Angel came to his first physical therapy appointment in a wheelchair, holding his prosthetic leg.
He told the physical therapists he just wanted to dance with his wife again.
— ClevelandClinicNews (@CleClinicNews) November 7, 2018
Often, at the Hispanic Senior Center, he and Raquel – who have been married for 43 years — will step nimbly through a romantic waltz, or even a traditional Peruvian huayno. It’s one of their favorite things to do, together.
“It is a way to show our love, to connect to each other,” explained Angel, through an interpreter. “We express our feelings through dancing and singing.”
And Angel wasn’t about to let the loss of his lower left leg, amputated in Peru last December due to complications from diabetes and infection, keep him and Raquel from their beloved pastime. Angel was originally outfitted with a poorly-fitting prosthesis. Since he studied engineering in his youth, he tried to craft a new one on his own.

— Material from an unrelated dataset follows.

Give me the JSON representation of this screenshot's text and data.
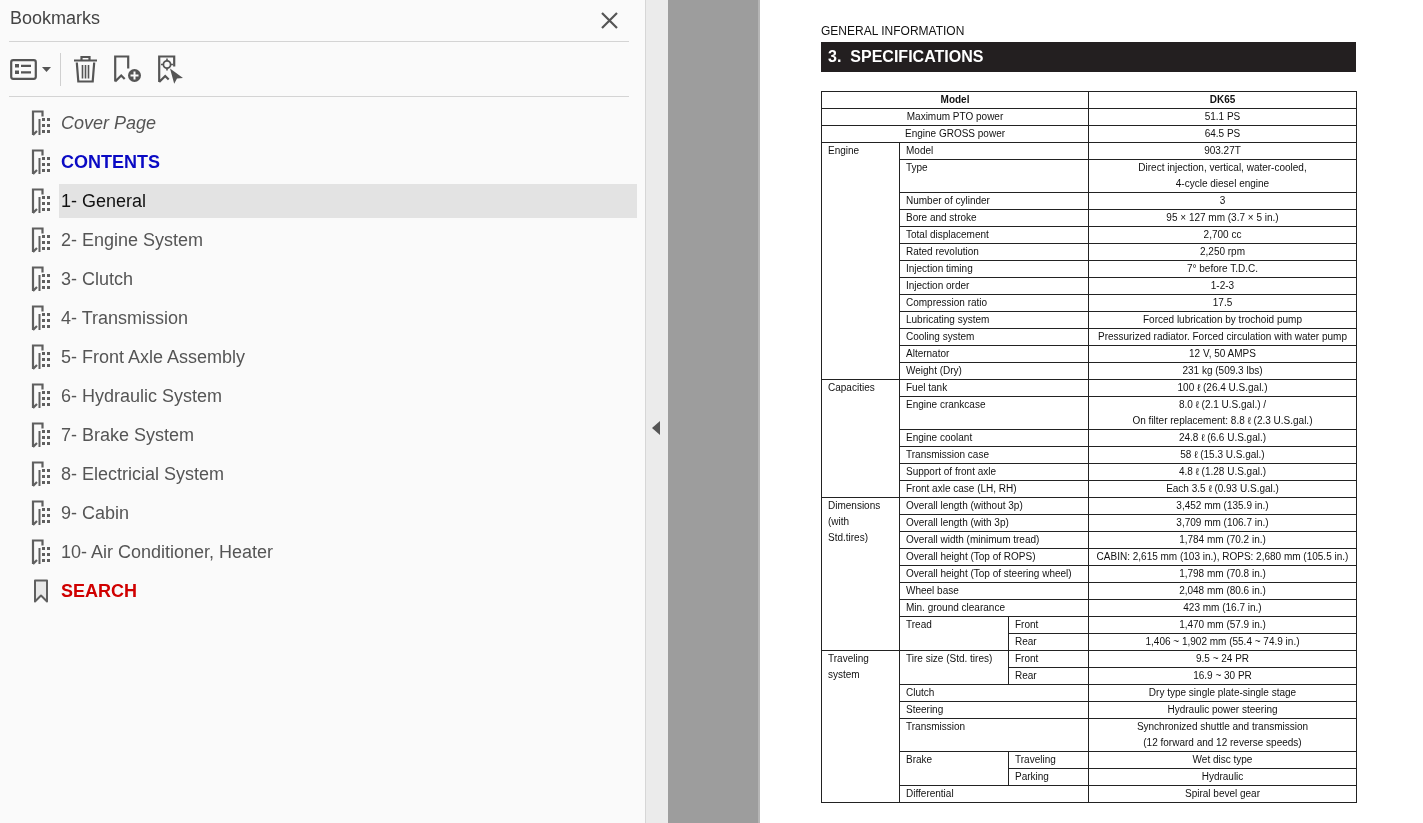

Still struggling when he and Raquel returned to Cleveland in February, Angel obtained a new, better-fitting prosthesis – and was referred to Cleveland Clinic Rehabilitation & Sports Therapy at Lakewood YMCA to learn how to use it.
Mary Yee, a physical therapy assistant who worked with Angel over the ensuing five months, fondly recalled his first visit: “Angel was in a wheelchair, holding his new leg. From the beginning, he told us he wanted to be able to dance again.”

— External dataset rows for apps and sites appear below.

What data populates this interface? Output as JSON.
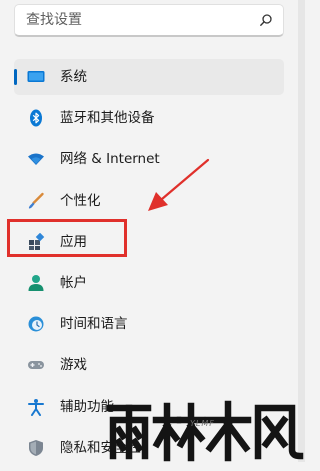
{
  "search": {
    "placeholder": "查找设置"
  },
  "nav": {
    "items": [
      {
        "label": "系统",
        "icon": "display-icon",
        "selected": true
      },
      {
        "label": "蓝牙和其他设备",
        "icon": "bluetooth-icon"
      },
      {
        "label": "网络 & Internet",
        "icon": "wifi-icon"
      },
      {
        "label": "个性化",
        "icon": "paint-brush-icon"
      },
      {
        "label": "应用",
        "icon": "apps-icon"
      },
      {
        "label": "帐户",
        "icon": "account-icon"
      },
      {
        "label": "时间和语言",
        "icon": "clock-globe-icon"
      },
      {
        "label": "游戏",
        "icon": "gamepad-icon"
      },
      {
        "label": "辅助功能",
        "icon": "accessibility-icon"
      },
      {
        "label": "隐私和安全性",
        "icon": "shield-icon"
      }
    ]
  },
  "annotation": {
    "color": "#e0302b",
    "target": "应用"
  },
  "watermark": {
    "logo_text": "雨林木风",
    "text": "YLMF"
  },
  "colors": {
    "accent": "#0067c0",
    "background": "#f3f3f3",
    "selected_background": "#e9e9e9"
  }
}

Of course, Angel had to walk first before he could dance. During his twice-weekly visits, he never hesitated to do whatever Mary prescribed … and then some.
“He motivated us,” recalled Mary, who treated Angel alongside fellow therapist Christine Donaldson. “If we asked him to do an exercise 20 times, he would do 25. Angel always inspired us to help him get to the next level.”
As Angel explained, he’s always had the willpower to overcome any obstacle – even learning how to walk, and dance again, at age 80: “No matter the adversity, you always have to try hard. To win.”
And the winning moment — for Angel, Raquel, Mary and other observers — occurred just a few months later. Armed with a recording of some of their favorite music, the Alpacas danced before a rapt and emotional audience. While a lack of flexibility in his ankle meant Angel couldn’t glide across the floor with his customary grace, his proud grin indicated that his months of hard work had paid off.
“He showed us he can dance again,” Mary remarked. “It’s so rewarding to see someone achieve their goals and be self-sufficient.”
Follow @CleClinicNews on Twitter for the latest stories on inspiring patients, medical innovation and breakthrough research.